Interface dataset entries
◆ ◆ ◆
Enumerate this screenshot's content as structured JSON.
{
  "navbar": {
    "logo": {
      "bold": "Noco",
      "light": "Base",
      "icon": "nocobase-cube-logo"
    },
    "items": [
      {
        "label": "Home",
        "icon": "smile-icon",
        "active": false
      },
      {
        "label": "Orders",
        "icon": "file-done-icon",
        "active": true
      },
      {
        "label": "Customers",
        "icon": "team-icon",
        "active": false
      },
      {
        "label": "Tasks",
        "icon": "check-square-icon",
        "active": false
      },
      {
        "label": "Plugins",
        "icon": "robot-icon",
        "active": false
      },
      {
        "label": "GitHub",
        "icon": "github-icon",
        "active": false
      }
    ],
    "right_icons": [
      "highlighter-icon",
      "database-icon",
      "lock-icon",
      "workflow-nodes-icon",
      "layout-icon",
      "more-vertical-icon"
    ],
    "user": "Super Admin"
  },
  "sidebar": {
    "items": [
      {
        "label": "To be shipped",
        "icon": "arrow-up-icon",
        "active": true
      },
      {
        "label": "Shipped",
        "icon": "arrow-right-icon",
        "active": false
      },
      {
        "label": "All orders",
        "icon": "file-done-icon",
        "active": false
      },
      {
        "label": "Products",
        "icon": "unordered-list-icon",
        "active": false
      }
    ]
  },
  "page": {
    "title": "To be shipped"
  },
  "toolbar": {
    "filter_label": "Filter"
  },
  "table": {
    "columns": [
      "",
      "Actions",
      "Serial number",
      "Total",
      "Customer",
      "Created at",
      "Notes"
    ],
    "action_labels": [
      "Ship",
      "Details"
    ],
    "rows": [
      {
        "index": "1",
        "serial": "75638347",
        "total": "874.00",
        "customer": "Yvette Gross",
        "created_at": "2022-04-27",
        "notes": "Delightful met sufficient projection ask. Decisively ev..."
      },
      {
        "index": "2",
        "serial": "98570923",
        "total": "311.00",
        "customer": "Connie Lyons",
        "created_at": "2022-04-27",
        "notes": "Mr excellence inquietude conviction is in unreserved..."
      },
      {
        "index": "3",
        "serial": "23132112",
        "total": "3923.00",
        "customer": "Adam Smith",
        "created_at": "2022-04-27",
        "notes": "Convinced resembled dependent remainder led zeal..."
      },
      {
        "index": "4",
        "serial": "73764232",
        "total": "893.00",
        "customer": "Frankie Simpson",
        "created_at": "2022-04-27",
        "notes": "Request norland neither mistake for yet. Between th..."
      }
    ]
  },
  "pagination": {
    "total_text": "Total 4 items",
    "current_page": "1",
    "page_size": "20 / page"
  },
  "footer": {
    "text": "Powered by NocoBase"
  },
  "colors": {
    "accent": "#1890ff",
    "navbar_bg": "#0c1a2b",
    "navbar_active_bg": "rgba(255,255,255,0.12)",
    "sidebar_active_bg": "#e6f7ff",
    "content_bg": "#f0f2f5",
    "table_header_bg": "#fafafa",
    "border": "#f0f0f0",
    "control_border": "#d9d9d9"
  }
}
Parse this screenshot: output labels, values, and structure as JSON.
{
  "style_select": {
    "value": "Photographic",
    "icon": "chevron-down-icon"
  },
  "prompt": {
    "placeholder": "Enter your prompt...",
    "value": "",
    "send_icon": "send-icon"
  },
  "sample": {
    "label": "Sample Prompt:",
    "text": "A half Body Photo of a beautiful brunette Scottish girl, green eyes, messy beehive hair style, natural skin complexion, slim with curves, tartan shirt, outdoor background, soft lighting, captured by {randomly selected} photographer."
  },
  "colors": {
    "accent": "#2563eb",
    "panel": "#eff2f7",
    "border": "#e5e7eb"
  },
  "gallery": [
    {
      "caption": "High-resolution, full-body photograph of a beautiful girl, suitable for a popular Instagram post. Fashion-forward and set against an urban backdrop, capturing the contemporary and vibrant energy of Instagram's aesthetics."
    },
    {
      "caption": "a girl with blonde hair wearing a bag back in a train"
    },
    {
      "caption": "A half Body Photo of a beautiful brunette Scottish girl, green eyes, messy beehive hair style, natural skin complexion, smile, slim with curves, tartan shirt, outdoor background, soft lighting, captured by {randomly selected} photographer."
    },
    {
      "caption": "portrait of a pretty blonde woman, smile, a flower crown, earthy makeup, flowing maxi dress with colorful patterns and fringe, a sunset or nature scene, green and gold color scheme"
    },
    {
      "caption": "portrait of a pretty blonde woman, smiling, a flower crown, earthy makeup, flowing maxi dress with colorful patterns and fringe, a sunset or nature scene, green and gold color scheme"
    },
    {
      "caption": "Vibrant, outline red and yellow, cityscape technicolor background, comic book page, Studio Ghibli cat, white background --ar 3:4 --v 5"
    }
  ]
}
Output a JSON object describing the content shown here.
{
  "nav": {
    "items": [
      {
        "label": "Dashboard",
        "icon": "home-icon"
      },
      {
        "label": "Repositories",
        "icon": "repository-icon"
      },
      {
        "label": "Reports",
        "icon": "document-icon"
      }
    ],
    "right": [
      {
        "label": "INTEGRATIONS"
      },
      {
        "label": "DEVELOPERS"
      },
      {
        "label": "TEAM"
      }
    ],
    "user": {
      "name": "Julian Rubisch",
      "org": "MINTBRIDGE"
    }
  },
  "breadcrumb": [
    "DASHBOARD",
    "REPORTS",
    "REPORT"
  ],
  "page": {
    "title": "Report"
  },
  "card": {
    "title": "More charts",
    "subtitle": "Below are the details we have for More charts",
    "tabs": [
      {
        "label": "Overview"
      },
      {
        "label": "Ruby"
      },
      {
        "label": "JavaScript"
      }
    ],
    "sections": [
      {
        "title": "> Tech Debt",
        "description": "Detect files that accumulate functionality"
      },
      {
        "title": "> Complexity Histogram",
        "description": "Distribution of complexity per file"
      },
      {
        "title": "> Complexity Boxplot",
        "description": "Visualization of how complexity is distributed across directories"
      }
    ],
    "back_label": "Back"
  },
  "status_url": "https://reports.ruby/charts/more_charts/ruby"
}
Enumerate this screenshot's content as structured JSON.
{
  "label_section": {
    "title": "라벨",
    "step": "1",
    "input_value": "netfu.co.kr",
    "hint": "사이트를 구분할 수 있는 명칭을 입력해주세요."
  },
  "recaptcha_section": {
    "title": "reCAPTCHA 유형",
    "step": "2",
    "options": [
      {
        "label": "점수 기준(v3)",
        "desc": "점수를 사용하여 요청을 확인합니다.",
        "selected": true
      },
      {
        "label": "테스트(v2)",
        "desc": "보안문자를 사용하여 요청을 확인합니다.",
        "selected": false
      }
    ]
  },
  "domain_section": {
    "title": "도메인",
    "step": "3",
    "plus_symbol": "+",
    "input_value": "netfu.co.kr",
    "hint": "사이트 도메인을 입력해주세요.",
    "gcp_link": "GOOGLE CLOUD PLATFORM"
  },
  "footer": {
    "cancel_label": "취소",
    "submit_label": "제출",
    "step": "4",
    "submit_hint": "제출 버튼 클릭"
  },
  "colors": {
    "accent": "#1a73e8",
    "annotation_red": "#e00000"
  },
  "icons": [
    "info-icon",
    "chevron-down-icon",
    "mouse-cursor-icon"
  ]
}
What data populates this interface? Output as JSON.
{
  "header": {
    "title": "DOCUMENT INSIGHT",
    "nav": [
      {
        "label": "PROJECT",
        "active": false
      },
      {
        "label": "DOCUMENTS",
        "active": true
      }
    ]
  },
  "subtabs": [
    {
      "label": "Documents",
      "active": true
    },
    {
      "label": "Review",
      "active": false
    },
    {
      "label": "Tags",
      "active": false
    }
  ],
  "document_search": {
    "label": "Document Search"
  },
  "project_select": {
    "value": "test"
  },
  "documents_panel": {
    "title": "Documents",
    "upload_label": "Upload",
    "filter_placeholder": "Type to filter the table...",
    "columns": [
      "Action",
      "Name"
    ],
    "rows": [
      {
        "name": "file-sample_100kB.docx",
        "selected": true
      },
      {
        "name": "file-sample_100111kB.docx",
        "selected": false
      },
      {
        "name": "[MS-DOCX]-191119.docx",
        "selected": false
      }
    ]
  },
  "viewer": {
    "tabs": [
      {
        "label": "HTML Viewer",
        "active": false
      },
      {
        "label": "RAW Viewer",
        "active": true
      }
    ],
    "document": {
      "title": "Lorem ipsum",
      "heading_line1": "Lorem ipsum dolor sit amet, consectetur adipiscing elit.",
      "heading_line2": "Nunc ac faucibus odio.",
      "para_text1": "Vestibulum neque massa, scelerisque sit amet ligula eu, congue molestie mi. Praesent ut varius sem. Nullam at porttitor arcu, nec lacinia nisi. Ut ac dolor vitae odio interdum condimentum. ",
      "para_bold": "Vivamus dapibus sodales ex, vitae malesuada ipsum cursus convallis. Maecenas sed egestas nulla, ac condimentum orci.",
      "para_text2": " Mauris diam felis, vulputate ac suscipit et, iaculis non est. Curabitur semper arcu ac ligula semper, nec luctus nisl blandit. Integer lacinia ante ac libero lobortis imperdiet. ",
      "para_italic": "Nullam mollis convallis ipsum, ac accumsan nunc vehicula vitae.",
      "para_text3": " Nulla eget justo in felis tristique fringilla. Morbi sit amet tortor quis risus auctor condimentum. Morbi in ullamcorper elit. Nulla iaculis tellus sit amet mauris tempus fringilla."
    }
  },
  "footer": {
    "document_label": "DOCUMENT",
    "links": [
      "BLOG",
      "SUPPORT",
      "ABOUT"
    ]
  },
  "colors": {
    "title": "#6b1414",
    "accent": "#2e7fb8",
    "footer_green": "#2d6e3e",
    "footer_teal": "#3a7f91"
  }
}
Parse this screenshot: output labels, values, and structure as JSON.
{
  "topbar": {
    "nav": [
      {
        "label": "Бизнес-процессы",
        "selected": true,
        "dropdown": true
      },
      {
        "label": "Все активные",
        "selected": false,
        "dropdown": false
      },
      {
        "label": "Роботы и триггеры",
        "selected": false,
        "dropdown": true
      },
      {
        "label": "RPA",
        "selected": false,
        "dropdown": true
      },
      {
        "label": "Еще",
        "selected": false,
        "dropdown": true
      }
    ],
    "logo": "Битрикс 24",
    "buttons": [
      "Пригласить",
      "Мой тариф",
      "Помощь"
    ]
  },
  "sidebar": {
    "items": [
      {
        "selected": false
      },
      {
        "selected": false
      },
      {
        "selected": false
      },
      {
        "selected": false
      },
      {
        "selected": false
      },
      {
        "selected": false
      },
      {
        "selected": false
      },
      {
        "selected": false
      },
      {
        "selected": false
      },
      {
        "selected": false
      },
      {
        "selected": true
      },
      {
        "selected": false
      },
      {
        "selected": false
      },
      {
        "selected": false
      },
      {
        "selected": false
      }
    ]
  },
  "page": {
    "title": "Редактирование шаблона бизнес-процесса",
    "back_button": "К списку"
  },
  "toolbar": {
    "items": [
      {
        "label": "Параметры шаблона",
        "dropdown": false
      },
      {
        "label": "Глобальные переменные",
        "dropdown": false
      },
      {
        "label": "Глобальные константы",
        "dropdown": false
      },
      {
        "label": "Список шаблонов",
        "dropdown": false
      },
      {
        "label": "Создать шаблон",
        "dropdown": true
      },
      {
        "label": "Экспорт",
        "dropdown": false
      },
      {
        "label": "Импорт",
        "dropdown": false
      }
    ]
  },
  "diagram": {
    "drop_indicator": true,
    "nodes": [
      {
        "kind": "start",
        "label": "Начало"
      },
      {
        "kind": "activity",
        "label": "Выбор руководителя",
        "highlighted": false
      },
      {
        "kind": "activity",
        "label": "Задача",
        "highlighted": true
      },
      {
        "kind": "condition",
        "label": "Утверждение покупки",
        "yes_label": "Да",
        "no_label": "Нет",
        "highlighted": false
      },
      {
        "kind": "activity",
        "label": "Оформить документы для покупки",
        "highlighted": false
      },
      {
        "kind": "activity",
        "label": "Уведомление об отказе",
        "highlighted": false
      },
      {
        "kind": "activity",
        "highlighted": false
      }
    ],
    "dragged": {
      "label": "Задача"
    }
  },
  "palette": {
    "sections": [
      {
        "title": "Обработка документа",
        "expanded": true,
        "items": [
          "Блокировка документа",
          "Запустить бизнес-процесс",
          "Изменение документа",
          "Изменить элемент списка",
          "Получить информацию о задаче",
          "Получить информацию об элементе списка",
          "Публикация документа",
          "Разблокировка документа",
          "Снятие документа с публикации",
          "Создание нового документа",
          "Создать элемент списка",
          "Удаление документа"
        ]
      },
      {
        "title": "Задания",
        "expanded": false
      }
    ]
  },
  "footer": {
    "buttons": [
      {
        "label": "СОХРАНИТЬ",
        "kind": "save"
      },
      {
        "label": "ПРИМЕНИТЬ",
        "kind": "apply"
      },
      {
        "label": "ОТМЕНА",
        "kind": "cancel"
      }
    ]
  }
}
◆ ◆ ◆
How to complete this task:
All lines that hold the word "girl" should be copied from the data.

Exercise answer:
    "text": "A half Body Photo of a beautiful brunette Scottish girl, green eyes, messy beehive hair style, natural skin complexion, slim with curves, tartan shirt, outdoor background, soft lighting, captured by {randomly selected} photographer."
      "caption": "High-resolution, full-body photograph of a beautiful girl, suitable for a popular Instagram post. Fashion-forward and set against an urban backdrop, capturing the contemporary and vibrant energy of Instagram's aesthetics."
      "caption": "a girl with blonde hair wearing a bag back in a train"
      "caption": "A half Body Photo of a beautiful brunette Scottish girl, green eyes, messy beehive hair style, natural skin complexion, smile, slim with curves, tartan shirt, outdoor background, soft lighting, captured by {randomly selected} photographer."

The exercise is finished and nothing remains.